But there are still those who vehemently oppose the two-handed delivery.
“I don’t like it. It’s an advantage,” North Rockland boys bowling coach Don LaSpina said. “That’s not the way bowling started, why are we changing it?”
The common misconception is that two-handed bowlers — who usually do not use their thumb — use both hands to turn the ball in order to generate more revolutions, when in reality, two-handers are using one hand at the point of release. Those that use the delivery are tired of being scrutinized for it.

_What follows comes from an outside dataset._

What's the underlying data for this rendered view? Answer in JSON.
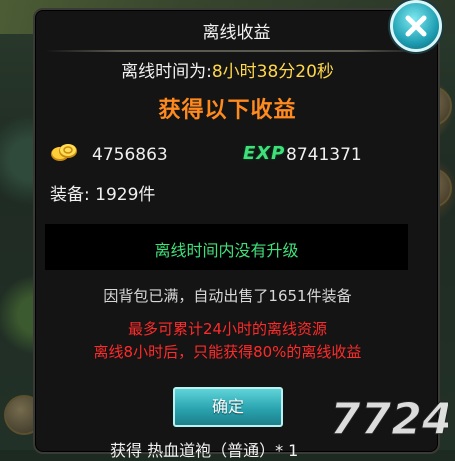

“It annoys me that people are against it,” said Perrone, this year’s Westchester/Putnam boys bowler of the year. “We change a lot of things. There’s 20-some odd amendments to our Constitution because we want to change our laws and change the way things are run because stuff was bad and it was unfair.”
Perrone has always bowled two-handed; it’s all he’s known. Others, like Meyers and Halperin, adopted the style over time. Meyers converted for the high school season this year after averaging 197 one-handed over the summer.
Meyers said he never thought about bowling two-handed until watching the pros on tour. When he practiced it while out with friends one night and they saw he threw it well, they encouraged him to pursue it going forward.
“It gave me more room to miss (target), my ball was hitting harder — it gave me an overall better reaction,” said Meyers, a senior who earned his first trip to states this season. “It really has done wonders for me.”
Sports evolve. Basketball adopted a 3-point line, then eventually became more of a shooting game as opposed to a physical battle in the paint; football has become more of an aerial game and is continuing to break away from the “ground-and-pound” style of play; bowling is no different. The game has undergone a change, and it doesn’t seem to be going anywhere anytime soon.
“I’m not saying that one-handed is bad and we should change it, but it’s a new age and you have to accept (two-handed bowling),” Perrone said.